Dataset rows describing interfaces.
────────────────────────────────────────

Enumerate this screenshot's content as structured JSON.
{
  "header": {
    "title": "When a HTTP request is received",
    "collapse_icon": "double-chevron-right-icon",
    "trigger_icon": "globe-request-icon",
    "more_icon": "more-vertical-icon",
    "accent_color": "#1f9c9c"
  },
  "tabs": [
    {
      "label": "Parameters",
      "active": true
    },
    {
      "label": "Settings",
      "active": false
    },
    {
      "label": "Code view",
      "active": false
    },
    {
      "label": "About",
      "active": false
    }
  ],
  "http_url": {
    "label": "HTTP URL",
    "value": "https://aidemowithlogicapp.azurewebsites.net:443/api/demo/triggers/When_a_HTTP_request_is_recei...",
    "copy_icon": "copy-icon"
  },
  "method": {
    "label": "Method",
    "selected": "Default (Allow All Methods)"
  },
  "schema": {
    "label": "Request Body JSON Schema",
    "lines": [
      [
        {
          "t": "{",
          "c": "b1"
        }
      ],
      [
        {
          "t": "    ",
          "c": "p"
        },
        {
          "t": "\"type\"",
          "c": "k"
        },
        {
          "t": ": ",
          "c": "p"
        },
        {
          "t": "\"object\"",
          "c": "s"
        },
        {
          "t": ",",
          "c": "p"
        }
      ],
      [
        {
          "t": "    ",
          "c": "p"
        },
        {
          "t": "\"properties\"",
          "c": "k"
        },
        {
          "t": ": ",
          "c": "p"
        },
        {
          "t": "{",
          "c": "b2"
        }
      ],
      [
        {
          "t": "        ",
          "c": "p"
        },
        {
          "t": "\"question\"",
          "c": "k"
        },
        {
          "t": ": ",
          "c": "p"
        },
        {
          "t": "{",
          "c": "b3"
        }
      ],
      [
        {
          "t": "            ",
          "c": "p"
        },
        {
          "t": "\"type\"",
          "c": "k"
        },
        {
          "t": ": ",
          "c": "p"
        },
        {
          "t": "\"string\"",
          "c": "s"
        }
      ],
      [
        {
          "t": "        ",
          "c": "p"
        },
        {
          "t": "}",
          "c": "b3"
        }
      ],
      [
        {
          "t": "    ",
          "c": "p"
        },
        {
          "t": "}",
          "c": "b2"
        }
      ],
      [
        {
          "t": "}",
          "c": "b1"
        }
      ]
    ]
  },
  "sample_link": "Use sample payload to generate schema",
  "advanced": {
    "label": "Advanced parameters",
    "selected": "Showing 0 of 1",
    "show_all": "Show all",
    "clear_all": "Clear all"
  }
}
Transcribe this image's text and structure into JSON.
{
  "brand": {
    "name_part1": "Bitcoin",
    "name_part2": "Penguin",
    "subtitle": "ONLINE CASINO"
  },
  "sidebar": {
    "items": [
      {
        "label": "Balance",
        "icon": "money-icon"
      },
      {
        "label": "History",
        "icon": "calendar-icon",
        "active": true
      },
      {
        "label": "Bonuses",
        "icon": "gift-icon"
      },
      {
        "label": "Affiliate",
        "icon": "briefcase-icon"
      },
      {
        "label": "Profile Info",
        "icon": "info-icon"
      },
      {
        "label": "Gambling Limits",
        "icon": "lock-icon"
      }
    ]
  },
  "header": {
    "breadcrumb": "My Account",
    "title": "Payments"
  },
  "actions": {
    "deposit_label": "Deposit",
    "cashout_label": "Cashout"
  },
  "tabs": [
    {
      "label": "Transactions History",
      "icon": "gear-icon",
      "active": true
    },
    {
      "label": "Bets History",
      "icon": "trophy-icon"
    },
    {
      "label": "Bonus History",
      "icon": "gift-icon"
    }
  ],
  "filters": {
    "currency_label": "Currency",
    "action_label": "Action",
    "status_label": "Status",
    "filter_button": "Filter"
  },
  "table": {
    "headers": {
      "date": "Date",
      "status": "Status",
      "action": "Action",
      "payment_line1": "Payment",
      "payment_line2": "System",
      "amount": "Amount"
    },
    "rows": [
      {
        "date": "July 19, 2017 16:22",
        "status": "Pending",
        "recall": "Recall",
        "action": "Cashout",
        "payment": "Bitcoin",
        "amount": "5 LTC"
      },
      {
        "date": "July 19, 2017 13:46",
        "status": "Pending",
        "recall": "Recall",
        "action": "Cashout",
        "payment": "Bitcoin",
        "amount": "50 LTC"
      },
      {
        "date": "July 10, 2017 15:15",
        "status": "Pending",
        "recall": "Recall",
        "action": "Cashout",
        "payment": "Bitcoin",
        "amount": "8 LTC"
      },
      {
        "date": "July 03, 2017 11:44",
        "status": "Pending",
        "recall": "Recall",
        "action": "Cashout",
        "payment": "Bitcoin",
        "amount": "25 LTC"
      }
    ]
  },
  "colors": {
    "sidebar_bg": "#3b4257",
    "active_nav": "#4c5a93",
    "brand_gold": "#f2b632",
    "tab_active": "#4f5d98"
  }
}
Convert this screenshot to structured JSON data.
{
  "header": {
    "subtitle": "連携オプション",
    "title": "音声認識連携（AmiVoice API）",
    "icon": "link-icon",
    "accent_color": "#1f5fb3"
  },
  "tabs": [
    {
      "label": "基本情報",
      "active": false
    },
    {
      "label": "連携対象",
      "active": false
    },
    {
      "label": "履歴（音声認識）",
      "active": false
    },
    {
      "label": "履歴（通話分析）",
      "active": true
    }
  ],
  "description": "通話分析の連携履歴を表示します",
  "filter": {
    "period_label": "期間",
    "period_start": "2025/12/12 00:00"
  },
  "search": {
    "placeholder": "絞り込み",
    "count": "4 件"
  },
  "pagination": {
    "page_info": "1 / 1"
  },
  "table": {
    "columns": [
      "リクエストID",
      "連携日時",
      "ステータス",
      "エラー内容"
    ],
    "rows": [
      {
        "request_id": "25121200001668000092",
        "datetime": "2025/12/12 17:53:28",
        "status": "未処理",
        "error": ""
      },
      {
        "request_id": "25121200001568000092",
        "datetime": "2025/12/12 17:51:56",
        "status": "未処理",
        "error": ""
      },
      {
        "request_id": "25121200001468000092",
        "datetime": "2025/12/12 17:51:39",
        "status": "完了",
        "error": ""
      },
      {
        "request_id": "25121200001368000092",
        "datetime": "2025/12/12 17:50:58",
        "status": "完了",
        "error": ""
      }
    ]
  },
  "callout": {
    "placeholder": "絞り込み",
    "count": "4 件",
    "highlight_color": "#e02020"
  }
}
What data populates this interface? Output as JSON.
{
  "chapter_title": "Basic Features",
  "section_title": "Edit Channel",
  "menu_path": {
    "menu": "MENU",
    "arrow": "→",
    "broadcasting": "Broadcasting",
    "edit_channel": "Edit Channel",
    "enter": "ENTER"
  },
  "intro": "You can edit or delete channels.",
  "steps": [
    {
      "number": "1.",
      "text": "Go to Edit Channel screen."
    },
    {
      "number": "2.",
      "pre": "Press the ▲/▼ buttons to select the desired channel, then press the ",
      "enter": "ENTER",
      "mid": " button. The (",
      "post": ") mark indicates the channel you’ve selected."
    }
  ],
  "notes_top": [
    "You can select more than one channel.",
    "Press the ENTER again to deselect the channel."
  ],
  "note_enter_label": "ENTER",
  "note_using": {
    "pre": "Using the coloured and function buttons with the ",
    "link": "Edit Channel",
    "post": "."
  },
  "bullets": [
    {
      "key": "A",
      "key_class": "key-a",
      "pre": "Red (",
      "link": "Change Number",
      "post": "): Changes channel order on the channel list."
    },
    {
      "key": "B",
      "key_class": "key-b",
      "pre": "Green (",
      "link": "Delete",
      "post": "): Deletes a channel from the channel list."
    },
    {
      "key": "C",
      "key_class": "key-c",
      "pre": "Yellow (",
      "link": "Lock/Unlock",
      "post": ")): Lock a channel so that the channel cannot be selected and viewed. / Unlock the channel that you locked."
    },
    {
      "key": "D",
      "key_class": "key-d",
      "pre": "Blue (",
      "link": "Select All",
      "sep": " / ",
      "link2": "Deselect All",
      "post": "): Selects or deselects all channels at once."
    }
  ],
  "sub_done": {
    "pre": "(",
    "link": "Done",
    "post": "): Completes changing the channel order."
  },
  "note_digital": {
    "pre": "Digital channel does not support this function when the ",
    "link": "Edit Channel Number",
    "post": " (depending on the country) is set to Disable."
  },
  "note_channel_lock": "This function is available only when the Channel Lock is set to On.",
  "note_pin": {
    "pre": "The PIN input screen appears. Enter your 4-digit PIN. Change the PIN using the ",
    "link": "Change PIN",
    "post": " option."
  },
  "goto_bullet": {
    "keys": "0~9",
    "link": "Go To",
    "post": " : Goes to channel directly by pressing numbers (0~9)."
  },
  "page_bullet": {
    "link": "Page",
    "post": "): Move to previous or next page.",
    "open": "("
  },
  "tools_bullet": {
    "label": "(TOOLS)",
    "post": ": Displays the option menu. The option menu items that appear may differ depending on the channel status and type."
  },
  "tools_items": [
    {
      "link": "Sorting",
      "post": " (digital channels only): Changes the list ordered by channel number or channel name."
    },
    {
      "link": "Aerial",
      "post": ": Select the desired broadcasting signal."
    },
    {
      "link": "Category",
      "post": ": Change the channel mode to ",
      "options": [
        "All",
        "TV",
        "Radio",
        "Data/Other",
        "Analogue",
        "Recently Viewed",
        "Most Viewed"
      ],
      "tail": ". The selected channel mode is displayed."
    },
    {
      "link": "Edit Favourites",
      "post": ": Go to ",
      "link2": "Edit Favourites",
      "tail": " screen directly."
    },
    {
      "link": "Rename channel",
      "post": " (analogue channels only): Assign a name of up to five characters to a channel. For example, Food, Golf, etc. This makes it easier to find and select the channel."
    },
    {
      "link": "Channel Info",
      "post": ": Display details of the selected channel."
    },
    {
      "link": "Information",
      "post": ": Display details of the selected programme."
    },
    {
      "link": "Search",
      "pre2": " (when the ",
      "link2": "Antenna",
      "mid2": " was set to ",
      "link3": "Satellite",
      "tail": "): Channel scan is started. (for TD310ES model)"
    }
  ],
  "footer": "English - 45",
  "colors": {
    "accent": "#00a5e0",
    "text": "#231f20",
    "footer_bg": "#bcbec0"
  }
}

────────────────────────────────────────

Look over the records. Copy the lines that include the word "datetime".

        "datetime": "2025/12/12 17:53:28",
        "datetime": "2025/12/12 17:51:56",
        "datetime": "2025/12/12 17:51:39",
        "datetime": "2025/12/12 17:50:58",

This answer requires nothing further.